- YOUR ASSIGNMENT -
What lines in the records below mention "Girdle"? List them all.

[Start of section]

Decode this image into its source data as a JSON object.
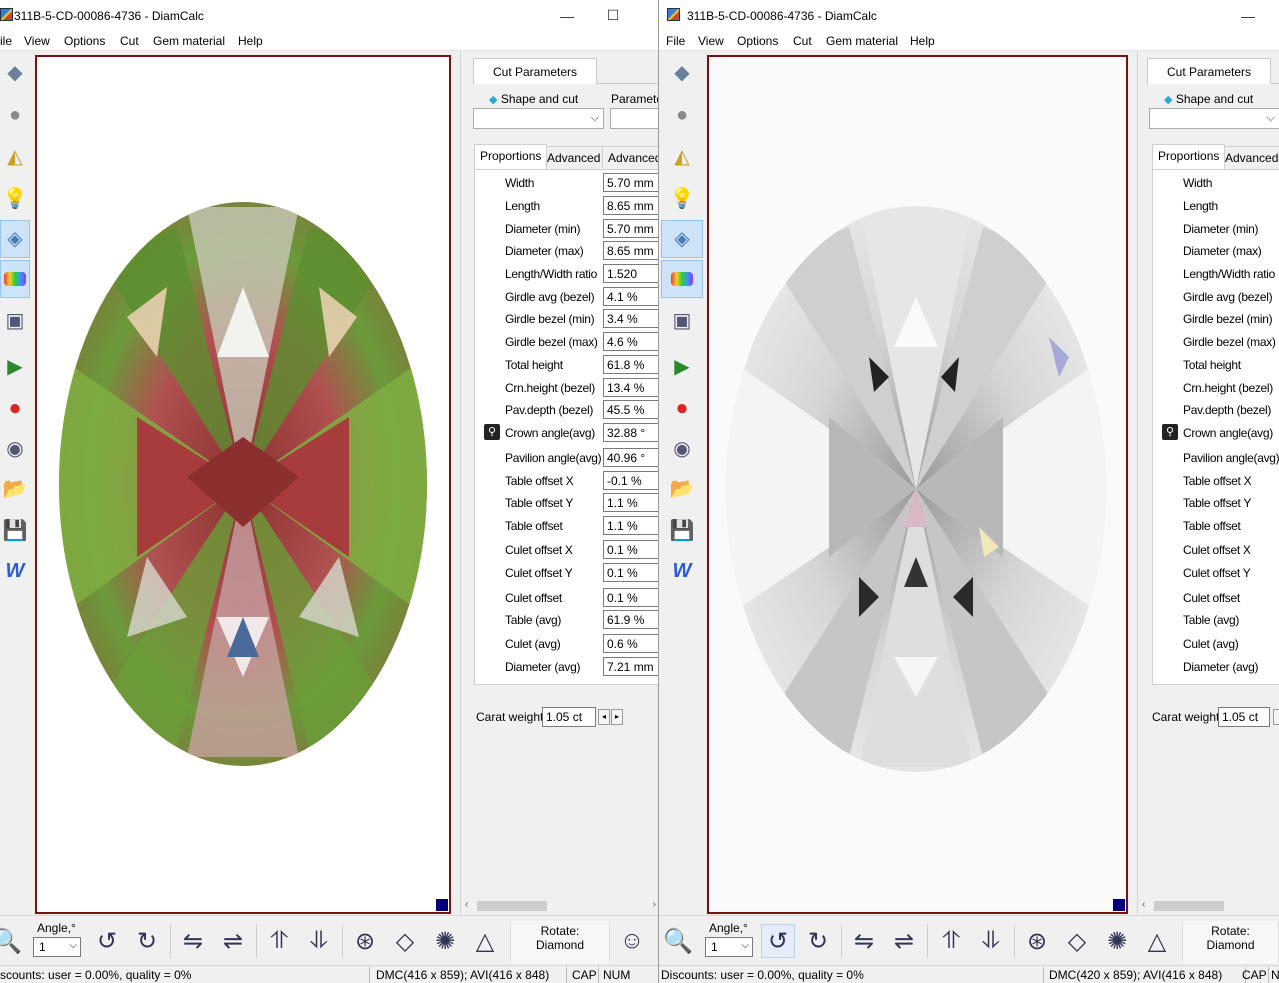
{
  "windows": [
    {
      "title": "311B-5-CD-00086-4736 - DiamCalc",
      "menu": [
        "ile",
        "View",
        "Options",
        "Cut",
        "Gem material",
        "Help"
      ],
      "panel": {
        "tab": "Cut Parameters",
        "shape_label": "Shape and cut",
        "param_label": "Parameter",
        "subtabs": [
          "Proportions",
          "Advanced",
          "Advanced"
        ],
        "rows": [
          {
            "label": "Width",
            "value": "5.70 mm"
          },
          {
            "label": "Length",
            "value": "8.65 mm"
          },
          {
            "label": "Diameter (min)",
            "value": "5.70 mm"
          },
          {
            "label": "Diameter (max)",
            "value": "8.65 mm"
          },
          {
            "label": "Length/Width ratio",
            "value": "1.520"
          },
          {
            "label": "Girdle avg (bezel)",
            "value": "4.1 %"
          },
          {
            "label": "Girdle bezel (min)",
            "value": "3.4 %"
          },
          {
            "label": "Girdle bezel (max)",
            "value": "4.6 %"
          },
          {
            "label": "Total height",
            "value": "61.8 %"
          },
          {
            "label": "Crn.height (bezel)",
            "value": "13.4 %"
          },
          {
            "label": "Pav.depth (bezel)",
            "value": "45.5 %"
          },
          {
            "label": "Crown angle(avg)",
            "value": "32.88 °"
          },
          {
            "label": "Pavilion angle(avg)",
            "value": "40.96 °"
          },
          {
            "label": "Table offset X",
            "value": "-0.1 %"
          },
          {
            "label": "Table offset Y",
            "value": "1.1 %"
          },
          {
            "label": "Table offset",
            "value": "1.1 %"
          },
          {
            "label": "Culet offset X",
            "value": "0.1 %"
          },
          {
            "label": "Culet offset Y",
            "value": "0.1 %"
          },
          {
            "label": "Culet offset",
            "value": "0.1 %"
          },
          {
            "label": "Table (avg)",
            "value": "61.9 %"
          },
          {
            "label": "Culet (avg)",
            "value": "0.6 %"
          },
          {
            "label": "Diameter (avg)",
            "value": "7.21 mm"
          }
        ],
        "carat_label": "Carat weight",
        "carat_value": "1.05 ct"
      },
      "bottom": {
        "angle_label": "Angle,°",
        "angle_value": "1",
        "rotate_label": "Rotate:",
        "rotate_value": "Diamond"
      },
      "status": {
        "discounts": "scounts: user = 0.00%, quality = 0%",
        "dims": "DMC(416 x 859); AVI(416 x 848)",
        "cap": "CAP",
        "num": "NUM"
      }
    },
    {
      "title": "311B-5-CD-00086-4736 - DiamCalc",
      "menu": [
        "File",
        "View",
        "Options",
        "Cut",
        "Gem material",
        "Help"
      ],
      "panel": {
        "tab": "Cut Parameters",
        "shape_label": "Shape and cut",
        "subtabs": [
          "Proportions",
          "Advanced"
        ],
        "rows": [
          {
            "label": "Width"
          },
          {
            "label": "Length"
          },
          {
            "label": "Diameter (min)"
          },
          {
            "label": "Diameter (max)"
          },
          {
            "label": "Length/Width ratio"
          },
          {
            "label": "Girdle avg (bezel)"
          },
          {
            "label": "Girdle bezel (min)"
          },
          {
            "label": "Girdle bezel (max)"
          },
          {
            "label": "Total height"
          },
          {
            "label": "Crn.height (bezel)"
          },
          {
            "label": "Pav.depth (bezel)"
          },
          {
            "label": "Crown angle(avg)"
          },
          {
            "label": "Pavilion angle(avg)"
          },
          {
            "label": "Table offset X"
          },
          {
            "label": "Table offset Y"
          },
          {
            "label": "Table offset"
          },
          {
            "label": "Culet offset X"
          },
          {
            "label": "Culet offset Y"
          },
          {
            "label": "Culet offset"
          },
          {
            "label": "Table (avg)"
          },
          {
            "label": "Culet (avg)"
          },
          {
            "label": "Diameter (avg)"
          }
        ],
        "carat_label": "Carat weight",
        "carat_value": "1.05 ct"
      },
      "bottom": {
        "angle_label": "Angle,°",
        "angle_value": "1",
        "rotate_label": "Rotate:",
        "rotate_value": "Diamond"
      },
      "status": {
        "discounts": "Discounts: user = 0.00%, quality = 0%",
        "dims": "DMC(420 x 859); AVI(416 x 848)",
        "cap": "CAP",
        "num": "N"
      }
    }
  ],
  "colors": {
    "viewport_border": "#7a1010",
    "corner_marker": "#00007f",
    "active_tool": "#cde3f7"
  }
}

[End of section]

- WRITTEN SOLUTION -
            "label": "Girdle avg (bezel)",
            "label": "Girdle bezel (min)",
            "label": "Girdle bezel (max)",
            "label": "Girdle avg (bezel)"
            "label": "Girdle bezel (min)"
            "label": "Girdle bezel (max)"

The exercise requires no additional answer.